In the data below, find each line carrying the string "Companies" and copy it out.

········

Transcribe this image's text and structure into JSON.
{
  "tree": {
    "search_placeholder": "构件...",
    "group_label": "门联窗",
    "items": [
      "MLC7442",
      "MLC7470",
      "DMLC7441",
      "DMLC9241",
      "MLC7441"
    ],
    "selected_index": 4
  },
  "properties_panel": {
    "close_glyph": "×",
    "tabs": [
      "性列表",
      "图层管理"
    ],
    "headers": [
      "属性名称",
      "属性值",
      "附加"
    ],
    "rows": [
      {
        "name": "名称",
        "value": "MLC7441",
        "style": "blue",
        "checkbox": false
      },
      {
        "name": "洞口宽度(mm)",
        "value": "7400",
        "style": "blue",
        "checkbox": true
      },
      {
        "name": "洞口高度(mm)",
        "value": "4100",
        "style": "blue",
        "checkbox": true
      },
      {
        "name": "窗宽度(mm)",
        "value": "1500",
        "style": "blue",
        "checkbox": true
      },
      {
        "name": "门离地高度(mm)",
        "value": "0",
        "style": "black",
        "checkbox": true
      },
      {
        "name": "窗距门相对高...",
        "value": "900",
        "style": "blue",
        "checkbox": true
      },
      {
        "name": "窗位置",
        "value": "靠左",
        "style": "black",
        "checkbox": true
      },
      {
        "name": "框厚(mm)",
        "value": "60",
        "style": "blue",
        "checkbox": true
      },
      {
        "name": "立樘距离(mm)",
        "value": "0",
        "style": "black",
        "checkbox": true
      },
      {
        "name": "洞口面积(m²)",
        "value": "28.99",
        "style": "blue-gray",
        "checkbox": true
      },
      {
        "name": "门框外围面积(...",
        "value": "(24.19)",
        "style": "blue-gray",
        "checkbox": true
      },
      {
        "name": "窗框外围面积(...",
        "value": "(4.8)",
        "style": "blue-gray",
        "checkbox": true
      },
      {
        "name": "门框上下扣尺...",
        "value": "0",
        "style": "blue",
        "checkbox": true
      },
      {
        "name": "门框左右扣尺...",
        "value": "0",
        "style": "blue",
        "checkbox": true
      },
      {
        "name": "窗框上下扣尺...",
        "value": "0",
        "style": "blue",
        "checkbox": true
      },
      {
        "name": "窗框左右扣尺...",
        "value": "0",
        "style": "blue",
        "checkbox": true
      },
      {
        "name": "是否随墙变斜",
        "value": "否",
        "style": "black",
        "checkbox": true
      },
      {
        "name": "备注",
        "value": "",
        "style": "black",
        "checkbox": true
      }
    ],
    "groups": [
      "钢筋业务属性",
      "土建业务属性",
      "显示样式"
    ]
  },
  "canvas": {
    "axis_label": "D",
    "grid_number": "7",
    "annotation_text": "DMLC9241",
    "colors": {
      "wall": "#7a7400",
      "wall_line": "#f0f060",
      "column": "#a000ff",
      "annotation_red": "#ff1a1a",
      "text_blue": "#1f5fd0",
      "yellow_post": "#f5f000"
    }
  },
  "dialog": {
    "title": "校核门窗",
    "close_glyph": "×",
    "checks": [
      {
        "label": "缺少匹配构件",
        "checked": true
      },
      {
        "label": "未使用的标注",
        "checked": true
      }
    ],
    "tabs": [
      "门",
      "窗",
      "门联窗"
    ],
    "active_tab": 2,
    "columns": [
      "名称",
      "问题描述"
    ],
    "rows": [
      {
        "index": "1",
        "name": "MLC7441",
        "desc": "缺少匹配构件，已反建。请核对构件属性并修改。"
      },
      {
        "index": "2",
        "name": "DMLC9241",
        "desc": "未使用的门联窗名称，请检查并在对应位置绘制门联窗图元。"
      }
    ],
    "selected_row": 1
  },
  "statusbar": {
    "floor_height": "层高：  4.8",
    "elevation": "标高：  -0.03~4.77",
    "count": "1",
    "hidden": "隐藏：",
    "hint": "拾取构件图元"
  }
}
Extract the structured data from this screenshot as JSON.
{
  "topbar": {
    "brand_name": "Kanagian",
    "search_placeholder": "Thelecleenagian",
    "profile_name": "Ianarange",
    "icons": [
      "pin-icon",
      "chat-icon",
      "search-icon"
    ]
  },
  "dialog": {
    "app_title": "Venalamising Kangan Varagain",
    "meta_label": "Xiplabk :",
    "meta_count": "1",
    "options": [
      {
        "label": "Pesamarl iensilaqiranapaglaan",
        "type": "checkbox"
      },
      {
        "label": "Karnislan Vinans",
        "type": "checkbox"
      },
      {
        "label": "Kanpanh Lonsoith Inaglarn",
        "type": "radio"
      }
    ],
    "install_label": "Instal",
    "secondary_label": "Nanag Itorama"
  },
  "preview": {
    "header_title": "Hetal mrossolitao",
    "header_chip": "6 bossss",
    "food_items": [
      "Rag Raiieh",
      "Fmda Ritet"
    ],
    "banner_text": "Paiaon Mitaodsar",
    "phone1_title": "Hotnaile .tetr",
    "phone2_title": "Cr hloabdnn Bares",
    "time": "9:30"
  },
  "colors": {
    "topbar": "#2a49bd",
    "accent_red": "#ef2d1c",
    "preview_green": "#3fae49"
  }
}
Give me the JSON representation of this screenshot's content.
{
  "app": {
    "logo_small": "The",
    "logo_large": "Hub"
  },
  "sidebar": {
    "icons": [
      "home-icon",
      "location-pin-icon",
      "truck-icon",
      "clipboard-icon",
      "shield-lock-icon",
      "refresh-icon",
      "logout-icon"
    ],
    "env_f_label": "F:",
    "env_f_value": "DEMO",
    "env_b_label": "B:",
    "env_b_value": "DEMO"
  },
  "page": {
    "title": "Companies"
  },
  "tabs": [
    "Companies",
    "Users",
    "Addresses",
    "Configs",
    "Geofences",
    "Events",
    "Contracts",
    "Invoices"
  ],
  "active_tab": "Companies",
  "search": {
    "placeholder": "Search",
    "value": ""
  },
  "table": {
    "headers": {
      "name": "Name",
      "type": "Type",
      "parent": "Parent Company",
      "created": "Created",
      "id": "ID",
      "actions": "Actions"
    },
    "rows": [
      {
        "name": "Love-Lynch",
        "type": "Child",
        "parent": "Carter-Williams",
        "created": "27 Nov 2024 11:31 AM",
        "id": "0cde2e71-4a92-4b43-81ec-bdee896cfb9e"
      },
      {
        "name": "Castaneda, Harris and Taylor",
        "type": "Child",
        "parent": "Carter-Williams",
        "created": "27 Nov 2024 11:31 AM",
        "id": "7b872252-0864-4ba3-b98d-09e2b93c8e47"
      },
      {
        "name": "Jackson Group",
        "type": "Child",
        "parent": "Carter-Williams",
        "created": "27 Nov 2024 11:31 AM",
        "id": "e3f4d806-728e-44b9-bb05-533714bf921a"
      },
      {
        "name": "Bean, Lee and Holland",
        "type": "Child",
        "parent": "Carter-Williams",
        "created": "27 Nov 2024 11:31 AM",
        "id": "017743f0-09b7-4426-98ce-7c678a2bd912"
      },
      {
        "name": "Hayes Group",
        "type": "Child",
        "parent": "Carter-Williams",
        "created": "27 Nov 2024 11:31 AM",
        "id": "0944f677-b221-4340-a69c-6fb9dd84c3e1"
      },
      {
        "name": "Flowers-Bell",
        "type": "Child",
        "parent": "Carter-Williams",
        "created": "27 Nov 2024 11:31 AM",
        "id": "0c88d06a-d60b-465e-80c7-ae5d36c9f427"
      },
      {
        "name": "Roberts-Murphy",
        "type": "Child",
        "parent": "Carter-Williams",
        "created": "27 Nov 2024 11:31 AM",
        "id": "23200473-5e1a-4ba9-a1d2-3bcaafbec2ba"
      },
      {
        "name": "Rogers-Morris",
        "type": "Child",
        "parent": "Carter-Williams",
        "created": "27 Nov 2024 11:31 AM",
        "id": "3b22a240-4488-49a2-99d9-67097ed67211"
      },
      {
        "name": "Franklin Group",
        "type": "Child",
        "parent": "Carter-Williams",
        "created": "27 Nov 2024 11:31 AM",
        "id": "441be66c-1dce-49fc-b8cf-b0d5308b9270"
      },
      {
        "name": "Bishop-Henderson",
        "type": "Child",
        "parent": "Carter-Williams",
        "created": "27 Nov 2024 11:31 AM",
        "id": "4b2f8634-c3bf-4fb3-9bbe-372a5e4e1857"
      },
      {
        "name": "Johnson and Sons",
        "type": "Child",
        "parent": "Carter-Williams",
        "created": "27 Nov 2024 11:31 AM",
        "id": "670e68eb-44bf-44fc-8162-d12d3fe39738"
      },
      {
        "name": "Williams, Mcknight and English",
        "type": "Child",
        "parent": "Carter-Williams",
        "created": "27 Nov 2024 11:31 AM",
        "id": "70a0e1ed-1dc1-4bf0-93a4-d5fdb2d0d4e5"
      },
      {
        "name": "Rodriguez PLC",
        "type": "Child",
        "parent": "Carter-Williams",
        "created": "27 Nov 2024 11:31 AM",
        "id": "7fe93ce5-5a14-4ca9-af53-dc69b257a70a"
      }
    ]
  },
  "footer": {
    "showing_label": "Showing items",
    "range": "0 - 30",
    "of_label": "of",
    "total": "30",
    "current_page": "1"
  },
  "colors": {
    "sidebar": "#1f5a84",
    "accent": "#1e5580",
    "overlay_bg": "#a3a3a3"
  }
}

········

§ **ANSWER AREA**
    "title": "Companies"
    "Companies",
  "active_tab": "Companies",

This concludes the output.